Stewart and Martinez were again controlling the late innings, though the Phils made a move in the ninth. Diaz singled, was pinch-ran for by Bob Dernier, who took second on a ground ball out and scored on a two-out single. Morgan came up and hit a line drive, but Dauer capped off his big game by pulling it in and Baltimore’s 5-4 victory had them one win from a title.
The Orioles had been here before though—in 1979, they won Games 3 & 4 on the road in Pittsburgh to take a 3-1 series lead. They lost Game 5 to the Pirates and then lost two straight at home. Not until the 2014 San Francisco Giants did another home team lose a seventh game, and the ’79 Orioles are the last team to lose both Games 6 & 7 at home. They weren’t fitting themselves for rings just yet.
McGregor had suffered two hard-luck losses in this postseason and was just as ready to make good. After losing two straight pitchers’ duels, the finesse-throwing lefty apparently decided the only way to be sure was to just give up nothing. And he dominated. Meanwhile, some quiet Baltimore bats opened up.
Eddie Murray had not been hitting in this Series, a subject of no small press attention, giving his disappearance in the final three games of the 1979 World Series. The pressure was growing on Murray, and he answered with a mammoth home run off Hudson in the second inning of Game 5. Dempsey homered in the third. After a Ripken walk started the fourth inning, Murray again unloaded a home run. Both of these were massive blasts that may not have come down until they arrived back in Baltimore.
Dempsey led off the fifth with a double, chasing Hudson, and then scored on a wild pitch and Bumbry sac fly. It was 5-0, and the 1983 World Series was all but over. McGregor went the distance and when Maddox hit a soft liner to Ripken to end the ninth inning, the party could start in Baltimore.
The 1983 World Series MVP honor went to Dempsey, for his 5-for-13 hitting and two home runs. Lowenstein also went 5-for-13 and homered, while McGregor worked 17 innings and gave up just two runs, including a clinching shutout.

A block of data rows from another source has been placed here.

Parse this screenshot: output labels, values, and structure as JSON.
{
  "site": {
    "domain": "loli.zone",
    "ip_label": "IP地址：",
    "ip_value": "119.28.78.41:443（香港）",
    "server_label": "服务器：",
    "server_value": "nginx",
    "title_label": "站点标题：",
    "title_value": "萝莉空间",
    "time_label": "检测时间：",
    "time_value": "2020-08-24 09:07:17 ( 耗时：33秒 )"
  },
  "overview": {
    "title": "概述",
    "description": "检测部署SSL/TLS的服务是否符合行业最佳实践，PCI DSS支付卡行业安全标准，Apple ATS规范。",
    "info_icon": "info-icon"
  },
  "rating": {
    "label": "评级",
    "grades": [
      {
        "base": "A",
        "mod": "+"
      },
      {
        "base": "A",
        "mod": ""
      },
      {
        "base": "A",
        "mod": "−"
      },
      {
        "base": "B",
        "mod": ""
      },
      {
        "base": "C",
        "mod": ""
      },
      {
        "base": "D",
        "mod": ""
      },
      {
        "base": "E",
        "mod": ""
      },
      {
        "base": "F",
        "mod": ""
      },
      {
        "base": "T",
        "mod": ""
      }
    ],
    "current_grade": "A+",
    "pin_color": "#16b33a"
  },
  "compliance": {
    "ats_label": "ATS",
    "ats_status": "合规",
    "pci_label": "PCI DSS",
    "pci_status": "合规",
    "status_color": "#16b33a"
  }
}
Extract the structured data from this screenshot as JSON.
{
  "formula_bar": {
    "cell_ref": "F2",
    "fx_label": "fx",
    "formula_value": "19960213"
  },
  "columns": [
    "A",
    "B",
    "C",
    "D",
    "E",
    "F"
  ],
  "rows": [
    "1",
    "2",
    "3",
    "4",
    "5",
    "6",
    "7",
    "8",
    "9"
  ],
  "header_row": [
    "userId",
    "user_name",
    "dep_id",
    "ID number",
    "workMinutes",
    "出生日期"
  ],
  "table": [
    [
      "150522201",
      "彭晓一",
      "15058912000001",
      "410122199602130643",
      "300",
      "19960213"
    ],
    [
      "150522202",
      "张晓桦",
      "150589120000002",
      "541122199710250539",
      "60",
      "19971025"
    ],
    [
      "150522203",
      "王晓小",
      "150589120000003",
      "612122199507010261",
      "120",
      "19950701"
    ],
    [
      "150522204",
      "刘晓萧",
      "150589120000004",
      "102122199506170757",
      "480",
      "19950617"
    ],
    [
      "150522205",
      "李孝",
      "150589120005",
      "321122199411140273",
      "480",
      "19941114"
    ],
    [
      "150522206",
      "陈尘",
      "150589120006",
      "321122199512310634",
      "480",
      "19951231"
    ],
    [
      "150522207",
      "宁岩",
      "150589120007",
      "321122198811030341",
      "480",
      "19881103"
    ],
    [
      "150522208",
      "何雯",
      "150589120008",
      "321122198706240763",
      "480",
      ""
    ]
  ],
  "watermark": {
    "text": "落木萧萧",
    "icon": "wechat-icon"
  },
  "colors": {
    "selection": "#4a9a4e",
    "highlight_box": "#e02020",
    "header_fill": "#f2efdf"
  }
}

But I want to look somewhere else for Series MVP–how about Sammy Stewart?
The biggest difference in this World Series was that Stewart and Martinez controlled the last three innings in the close games of Games 3 & 4, and Stewart in particular threw five shutout innings in the Series overall He got 4.1 of those innings in the Friday and Saturday games that all but secured the title. There was no one standout offensive performer–remember, Dempsey was pinch-hit for at the big moment of Game 4–and as well as McGregor pitched, he wasn’t able to win Game 1. I’d give Stewart a narrow edge for this award.
The 1983 World Series would be the last time partying would take place in either city for a while. Even though Ripken was young and Murray was in his prime, the rest of the Orioles were older, and they did not return to contention until 1989, and have not made it back to the World Series since. The Phillies disappeared for a decade before winning the NL pennant in 1993, but not until 2008 did they win the World Series again.
1983 saw a lot of great players come together on the October stage one last time, and the end result was something they still call “Oriole Magic” in Baltimore.